Another thing I also learned is that the international press organizations will try to protect in whatever way they can ALL journalists because trying to be selective on who to help and who not to help goes against their principles and the principles of press freedom. If they notice some particularly bad journalism coming from a country they would often organize short training programs in such a country or invite journalists from such a country abroad for short courses. In some cases they would provide equipment like printing presses and computers because they know financial difficulties often to lead to bad journalism.

They NEVER, EVER, publicly condemn journalists for bad journalism (they prefer to do it privately if the situation is really bad) because doing so will again negate their principles and the principles of democracy and in a continent like Africa where there are some extremely good journalists facing hell, it’s simply not the correct thing to do (condemning bad journalists) because doing so will encourage the authorities to clamp down on miscreants. It will also discourage some of the good journalists, make them jittery and think of doing something else if they feel insecure.

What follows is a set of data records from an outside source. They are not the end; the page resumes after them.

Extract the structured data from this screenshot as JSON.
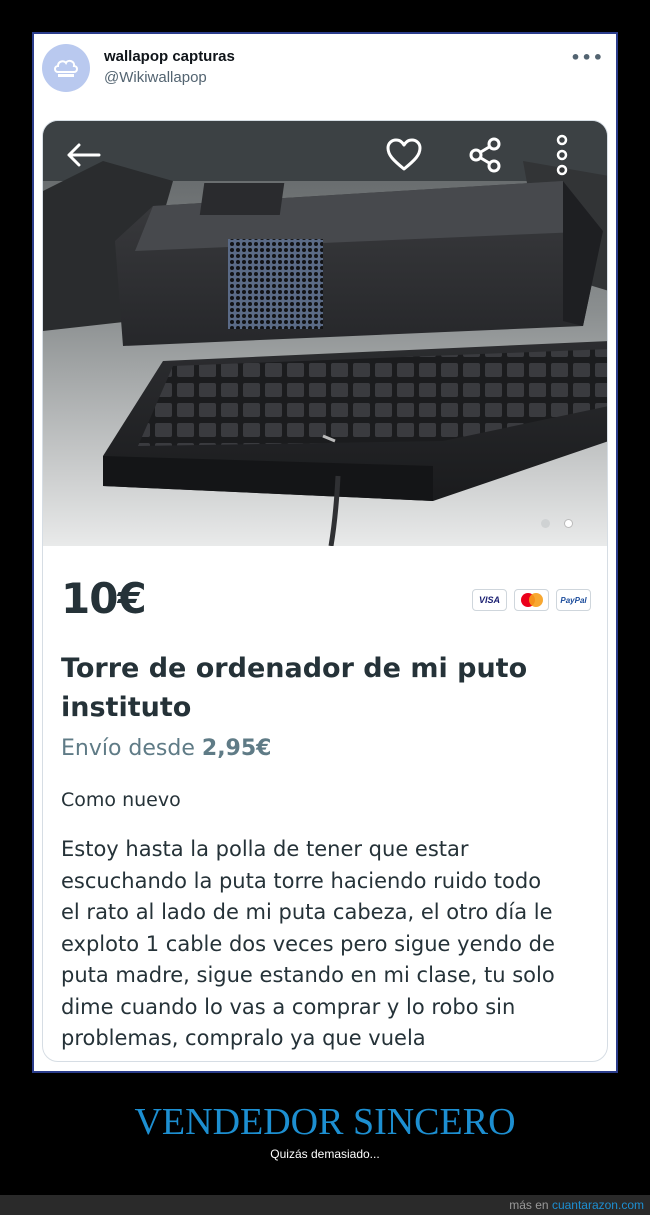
{
  "tweet": {
    "author_name": "wallapop capturas",
    "handle": "@Wikiwallapop",
    "more_icon": "more-horizontal-icon"
  },
  "listing": {
    "price": "10€",
    "payment_methods": [
      "VISA",
      "Mastercard",
      "PayPal"
    ],
    "title": "Torre de ordenador de mi puto instituto",
    "shipping_prefix": "Envío desde ",
    "shipping_price": "2,95€",
    "condition": "Como nuevo",
    "description": "Estoy hasta la polla de tener que estar\nescuchando la puta torre haciendo ruido todo\nel rato al lado de mi puta cabeza, el otro día le\nexploto 1 cable dos veces pero sigue yendo de\nputa madre, sigue estando en mi clase, tu solo\ndime cuando lo vas a comprar y lo robo sin\nproblemas, compralo ya que vuela",
    "photo_count": 2,
    "current_photo": 1
  },
  "icons": {
    "back": "arrow-left-icon",
    "favorite": "heart-icon",
    "share": "share-icon",
    "menu": "more-vertical-icon"
  },
  "caption": {
    "title": "VENDEDOR SINCERO",
    "subtitle": "Quizás demasiado..."
  },
  "footer": {
    "prefix": "más en ",
    "site": "cuantarazon.com"
  },
  "colors": {
    "brand_blue": "#1d8fd1",
    "frame_border": "#2b3d8c",
    "text_dark": "#253238",
    "text_muted": "#5f7b86"
  }
}
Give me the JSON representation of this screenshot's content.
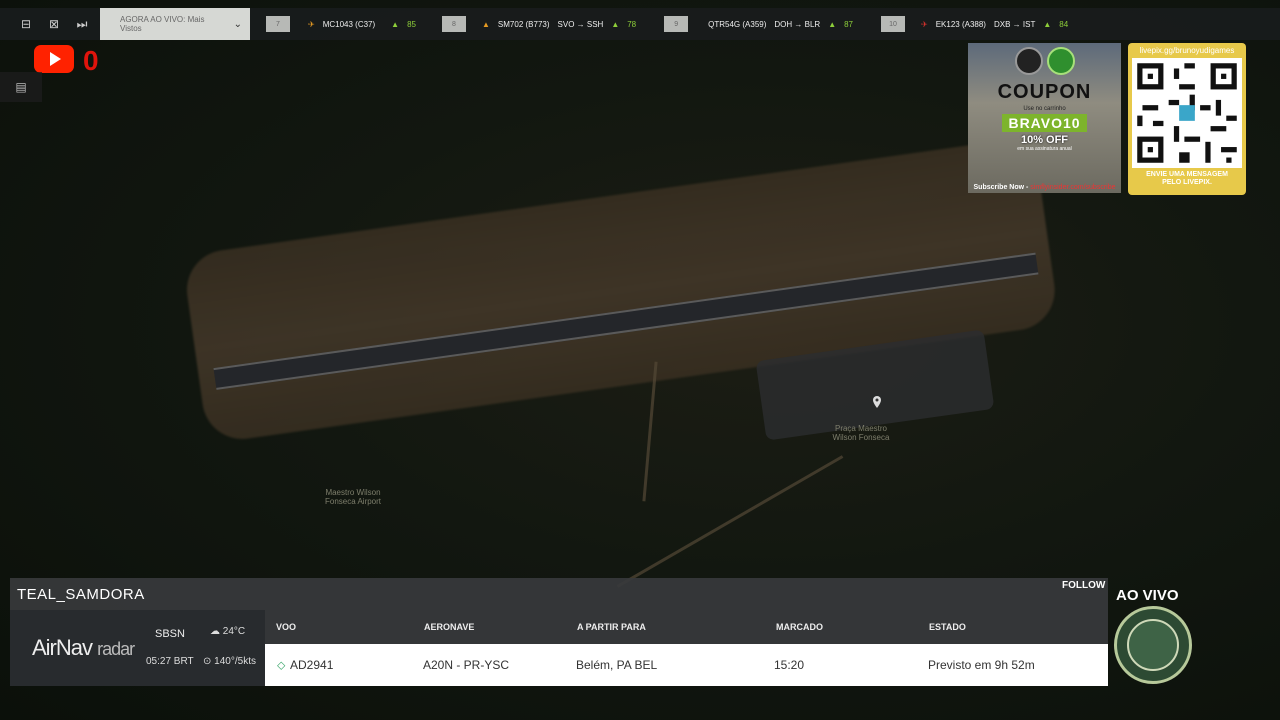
{
  "toolbar": {
    "now_live_label": "AGORA AO VIVO: Mais Vistos",
    "flights": [
      {
        "num": "7",
        "callsign": "MC1043 (C37)",
        "route": "",
        "count": "85"
      },
      {
        "num": "8",
        "callsign": "SM702 (B773)",
        "route": "SVO → SSH",
        "count": "78"
      },
      {
        "num": "9",
        "callsign": "QTR54G (A359)",
        "route": "DOH → BLR",
        "count": "87"
      },
      {
        "num": "10",
        "callsign": "EK123 (A388)",
        "route": "DXB → IST",
        "count": "84"
      }
    ]
  },
  "stream": {
    "youtube_count": "0"
  },
  "map": {
    "airport_label": "Maestro Wilson\nFonseca Airport",
    "plaza_label": "Praça Maestro\nWilson Fonseca"
  },
  "coupon": {
    "title": "COUPON",
    "subtitle": "Use no carrinho",
    "code": "BRAVO10",
    "discount": "10% OFF",
    "note": "em sua assinatura anual",
    "footer_prefix": "Subscribe Now - ",
    "footer_link": "simflyinsider.com/subscribe"
  },
  "livepix": {
    "url": "livepix.gg/brunoyudigames",
    "message": "ENVIE UMA MENSAGEM\nPELO LIVEPIX."
  },
  "panel": {
    "callsign": "TEAL_SAMDORA",
    "follow": "FOLLOW",
    "brand_main": "AirNav",
    "brand_sub": "radar",
    "airport_code": "SBSN",
    "local_time": "05:27 BRT",
    "temperature": "24°C",
    "wind": "140°/5kts",
    "headers": {
      "flight": "VOO",
      "aircraft": "AERONAVE",
      "route": "A PARTIR PARA",
      "scheduled": "MARCADO",
      "status": "ESTADO"
    },
    "row": {
      "flight": "AD2941",
      "aircraft": "A20N - PR-YSC",
      "route": "Belém, PA BEL",
      "scheduled": "15:20",
      "status": "Previsto em 9h 52m"
    }
  },
  "overlay": {
    "live_label": "AO VIVO"
  }
}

Journalism in some African countries is a life and death issue, a very dangerous profession. African journalists often rely on foreign press organizations and governments for protection.

Good journalists in Africa and elsewhere in the developing world continue to do what they do because they know the international community is there to help and protect them. The same thing can be said of human rights activists and civil society in general.

So what should the government do in a place like Sierra Leone where there are so many unprofessional journalists? Here are some suggestions:

1. Set up a solid and vibrant team of communication experts and researchers, not party loyalists who know little or nothing about journalism and communication, to always be ready to defend the government. All governments in the West have this kind of unit. Think of the current White House Press Secretary and his team many of whom are working behind the scenes. Those are very professional and talented people, working very hard, 24-7, always ready to defend President Obama, like a military squadron. It has always pained me to see President Ernest Koroma and his government so defenceless when you have capable people at home and abroad to do the job. Financial reward aside, this is the kind of thing some people would like to do to save the country from nation-wreckers and demagogues.

2. Never arrest or publicly condemn a journalist for what they write or broadcast. Have an official of the Ministry of Information (or your trouble-shooter unit) or the Minister himself set the record straight, giving government’s side of the story with solid facts. It is advisable for the trouble-shooter unit do the job themselves, because some Ministers might make serious verbal mistakes. Publicly condemning, arresting or jailing journalists will only make the government look bad at home and abroad. Sierra Leone’s economy is still donor-driven and you can’t afford to damage your image. The opposition will also score points and use that against you. When a bad journalist writes or broadcasts lies, come out with the facts quickly. That’s the best way to deal with him. Most journalists are afraid of being exposed as liars.

3. Always keep in touch with the Independent Media Commission and see how you can work with them in the interest of the country. Try to know their problems and see how you can help resolve them. Usually it’s just a matter of trust and confidence. Try to get politically neutral people in the Commission. Never neglect or condemn them (IMC) publicly for their weaknesses or failures because this may be viewed wrongly at home and abroad. Remember, they are the eyes and ears of the international community on matters regarding press freedom.